We are used to registering the dulling effect of the post-industrial world on our senses—the multiple chemical smells in our nostrils, the sugar-fat-salt poisons of fast-food on our tongues, the overdose of light and colors from screens and signs; the constant noise, from earphones, engines, fans and myriad other sources, that physically degrades our hearing.
We are less used to thinking of our overall perceptive capabilities in that way, but consciousness can be seen as a collective sensory organ, the sum of what our body tells us and how our brain interprets the data.
And that overall sense is being dulled as well, by the broken-dam floodwaters of ceaseless over-the-top information in which, like victims of perceptual waterboarding, we are being drowned.
Look at the facts. We register, through our senses, 13 million bits of information every second.  Of those, we are consciously aware of one to three. Virtually every second of our waking life we take in a barrage of manmade information, mostly visual and aural: 34 gigabytes worth,  according to recent research at UC San Diego, equivalent to 100,000 words daily, or almost a quarter of Tolstoy's massive War and Peace.
Yet our short-term memory can handle no more than (approximately) seven items at a time. Seven out of 100,000, seven out of those 13 million.

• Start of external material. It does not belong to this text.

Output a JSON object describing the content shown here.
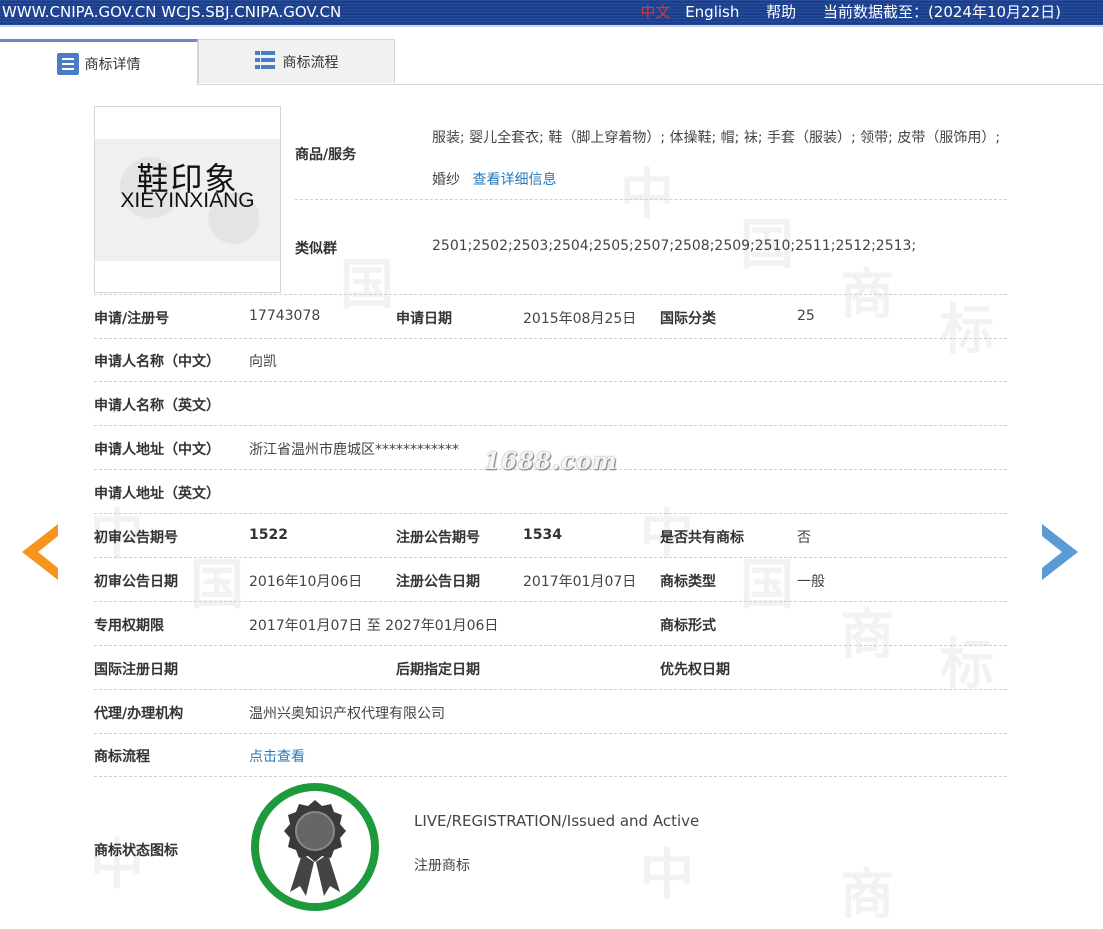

Memory, of course, is at least as much a process of filtering as of remembering. The trouble is, we are conditioned to want to retain and act on information. When our senses and consciousness are deluged with far more data than we evolved to deal with, we run into trouble.
Trouble like stress. Trouble like depression. Trouble, I believe, like losing grip of key concepts of space and time.
Next week: Information overload, space and time, and depression
 Tor Nørretranders, The User Illusion: Cutting Consciousness Down to Size, VIking Press 1998